* TASK INSTRUCTIONS: For the records that follow, restate each one word for word and leave the images behind.

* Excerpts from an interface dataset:
============================================================

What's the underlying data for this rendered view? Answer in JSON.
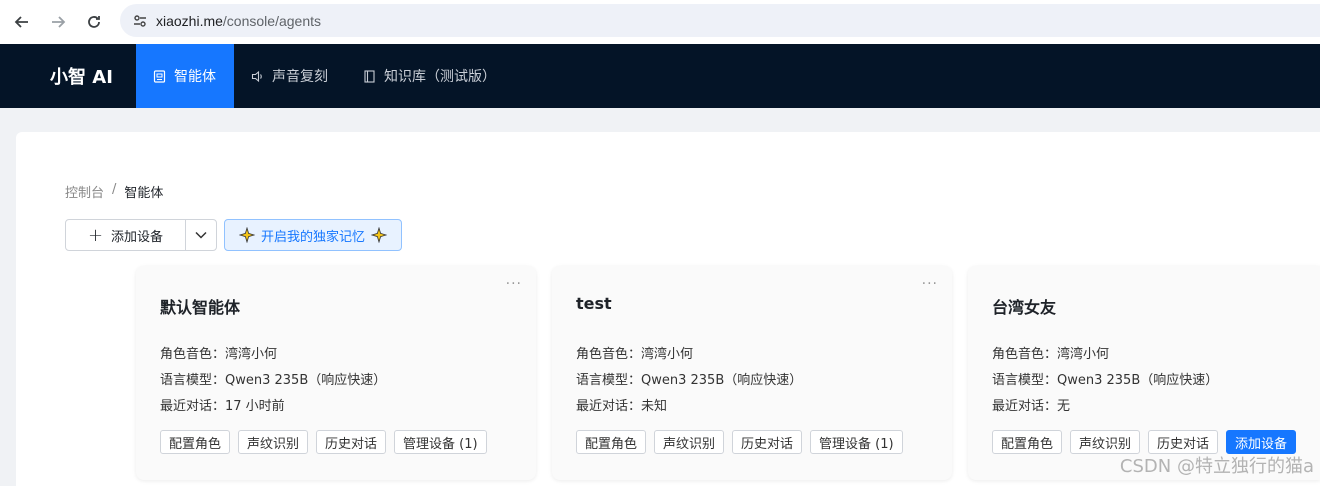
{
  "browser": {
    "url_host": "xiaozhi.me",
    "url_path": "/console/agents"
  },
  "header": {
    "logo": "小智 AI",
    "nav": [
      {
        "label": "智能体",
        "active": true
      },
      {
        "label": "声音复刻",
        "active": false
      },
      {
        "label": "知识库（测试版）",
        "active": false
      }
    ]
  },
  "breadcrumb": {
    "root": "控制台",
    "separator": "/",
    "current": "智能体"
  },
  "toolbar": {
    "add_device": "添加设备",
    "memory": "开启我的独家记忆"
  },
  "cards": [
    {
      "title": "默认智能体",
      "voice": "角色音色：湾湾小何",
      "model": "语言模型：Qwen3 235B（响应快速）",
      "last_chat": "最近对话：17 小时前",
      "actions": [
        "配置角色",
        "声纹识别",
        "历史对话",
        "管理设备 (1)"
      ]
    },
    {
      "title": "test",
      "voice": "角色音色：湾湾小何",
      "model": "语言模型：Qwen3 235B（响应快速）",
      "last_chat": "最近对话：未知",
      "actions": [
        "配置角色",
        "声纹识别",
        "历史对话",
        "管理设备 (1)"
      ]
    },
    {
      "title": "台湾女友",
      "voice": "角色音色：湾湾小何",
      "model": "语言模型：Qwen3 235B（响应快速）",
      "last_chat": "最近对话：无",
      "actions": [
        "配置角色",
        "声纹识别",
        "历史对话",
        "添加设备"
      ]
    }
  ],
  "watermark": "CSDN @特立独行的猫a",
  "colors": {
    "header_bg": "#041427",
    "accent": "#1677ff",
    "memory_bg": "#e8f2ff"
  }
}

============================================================

* OUTPUT BELOW:
What's the underlying data for this rendered view? Answer in JSON.
{
  "browser": {
    "url_host": "xiaozhi.me",
    "url_path": "/console/agents"
  },
  "header": {
    "logo": "小智 AI",
    "nav": [
      {
        "label": "智能体",
        "active": true
      },
      {
        "label": "声音复刻",
        "active": false
      },
      {
        "label": "知识库（测试版）",
        "active": false
      }
    ]
  },
  "breadcrumb": {
    "root": "控制台",
    "separator": "/",
    "current": "智能体"
  },
  "toolbar": {
    "add_device": "添加设备",
    "memory": "开启我的独家记忆"
  },
  "cards": [
    {
      "title": "默认智能体",
      "voice": "角色音色：湾湾小何",
      "model": "语言模型：Qwen3 235B（响应快速）",
      "last_chat": "最近对话：17 小时前",
      "actions": [
        "配置角色",
        "声纹识别",
        "历史对话",
        "管理设备 (1)"
      ]
    },
    {
      "title": "test",
      "voice": "角色音色：湾湾小何",
      "model": "语言模型：Qwen3 235B（响应快速）",
      "last_chat": "最近对话：未知",
      "actions": [
        "配置角色",
        "声纹识别",
        "历史对话",
        "管理设备 (1)"
      ]
    },
    {
      "title": "台湾女友",
      "voice": "角色音色：湾湾小何",
      "model": "语言模型：Qwen3 235B（响应快速）",
      "last_chat": "最近对话：无",
      "actions": [
        "配置角色",
        "声纹识别",
        "历史对话",
        "添加设备"
      ]
    }
  ],
  "watermark": "CSDN @特立独行的猫a",
  "colors": {
    "header_bg": "#041427",
    "accent": "#1677ff",
    "memory_bg": "#e8f2ff"
  }
}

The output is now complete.